High school student Caroline Stanton's summer is packed. For starters, she's heading to guatemala on a mission trip. When she returns, she'll be volunteering. She plans to help her mother make meals and deliver them on a canteen truck for the homeless.

Caroline said, "I don't feel like I'm missing out on not getting a traditional part time job because I think by volunteering I'm actually getting a better experience, but instead I'm helping people."

We found over the last decade the number of teens employed during the summer months nationwide has declined.

Alison Novak, a PhD and Professor explained, "One of things that we're seeing right now a lot of teens are trading in their traditional summer jobs for unpaid internships, for volunteer work, for other forms of civic engagement."

Other teens are playing sports, prepping for college entrance exams or taking summer classes to get ahead.

"They're using it as a time to sort out different options in terms of what the future might look like. So again they're not necessarily sitting on the couch, they're doing things other than working that are still very productive," Novak said.

Instead of fattening their savings account, some teens are using these summer experiences to beef up their resumes and college applications. Experts say it could mean greater earning potential in the future by getting into better schools, getting better scholarships, and making professional connections.

"These kids get experiences that could literally shape their future. They could make career decisions based on their experiences that could really range far beyond what a part-time job would," according to Lauren Milligan, and employment expert and job search coach. 

But are these teens missing learning the responsibility of work? For example, filling out a time sheet and showing up on time and saving money? Experts admit some could view a lack of employment in a negative way, but teens should incorporate all of the skills they learned "not working" into their resumes.

"Remember those experiences so that you can put them on your resume.
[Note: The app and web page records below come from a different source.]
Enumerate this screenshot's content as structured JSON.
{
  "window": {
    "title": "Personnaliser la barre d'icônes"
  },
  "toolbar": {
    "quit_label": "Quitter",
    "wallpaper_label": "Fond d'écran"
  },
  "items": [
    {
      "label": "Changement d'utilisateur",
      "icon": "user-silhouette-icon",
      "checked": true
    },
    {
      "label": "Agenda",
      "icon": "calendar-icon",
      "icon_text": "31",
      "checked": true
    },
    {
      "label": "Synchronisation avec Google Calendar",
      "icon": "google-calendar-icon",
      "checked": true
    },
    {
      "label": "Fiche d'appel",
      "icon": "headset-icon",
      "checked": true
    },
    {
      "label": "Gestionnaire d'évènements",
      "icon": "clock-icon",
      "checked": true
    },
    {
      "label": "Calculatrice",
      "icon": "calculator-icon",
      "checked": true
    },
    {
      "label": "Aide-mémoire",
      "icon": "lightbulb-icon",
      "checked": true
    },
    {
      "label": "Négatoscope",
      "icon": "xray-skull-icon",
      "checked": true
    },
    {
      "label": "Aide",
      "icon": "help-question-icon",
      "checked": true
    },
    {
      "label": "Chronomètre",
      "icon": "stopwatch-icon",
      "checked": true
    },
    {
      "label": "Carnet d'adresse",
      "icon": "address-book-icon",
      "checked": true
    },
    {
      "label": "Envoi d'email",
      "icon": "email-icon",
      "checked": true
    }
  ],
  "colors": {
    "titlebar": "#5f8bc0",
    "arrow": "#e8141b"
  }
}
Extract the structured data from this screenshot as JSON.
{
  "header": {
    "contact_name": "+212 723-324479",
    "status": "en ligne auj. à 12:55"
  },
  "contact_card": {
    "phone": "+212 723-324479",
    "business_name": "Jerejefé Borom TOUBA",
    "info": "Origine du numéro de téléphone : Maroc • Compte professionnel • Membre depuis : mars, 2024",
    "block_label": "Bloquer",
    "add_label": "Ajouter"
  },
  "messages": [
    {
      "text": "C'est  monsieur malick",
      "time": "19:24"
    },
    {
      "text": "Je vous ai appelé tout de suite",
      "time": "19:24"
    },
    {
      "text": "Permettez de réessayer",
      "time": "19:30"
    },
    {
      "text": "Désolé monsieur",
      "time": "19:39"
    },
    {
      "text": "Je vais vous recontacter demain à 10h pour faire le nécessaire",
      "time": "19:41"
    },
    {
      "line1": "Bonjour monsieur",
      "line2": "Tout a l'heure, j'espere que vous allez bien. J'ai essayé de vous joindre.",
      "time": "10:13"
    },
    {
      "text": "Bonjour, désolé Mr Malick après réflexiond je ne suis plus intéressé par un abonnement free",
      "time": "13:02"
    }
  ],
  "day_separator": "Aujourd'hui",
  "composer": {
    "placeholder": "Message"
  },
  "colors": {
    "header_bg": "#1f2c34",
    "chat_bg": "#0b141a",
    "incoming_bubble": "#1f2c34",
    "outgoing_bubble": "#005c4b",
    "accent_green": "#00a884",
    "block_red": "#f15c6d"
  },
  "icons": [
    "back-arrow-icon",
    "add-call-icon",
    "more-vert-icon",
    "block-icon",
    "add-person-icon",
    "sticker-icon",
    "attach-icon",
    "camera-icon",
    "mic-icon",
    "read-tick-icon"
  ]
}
Too many times I'll talk to people when I'm building their resumes and they're trying to- trying to think of all the details that they didn't keep track of," Milligan said.

Caroline's mom feels a part-time job will be part of her daughter's schedule at some point, but she's hoping these volunteer experiences will help open Caroline's eyes to new opportunities.

"She'll be able to look back and kind of keep her eye on the end game, that it's not all about high school, but there's a whole world out there she'll be able to explore," Amy Stanton added.

Experts say families have to decide what's best for their teens and discuss what options they can afford.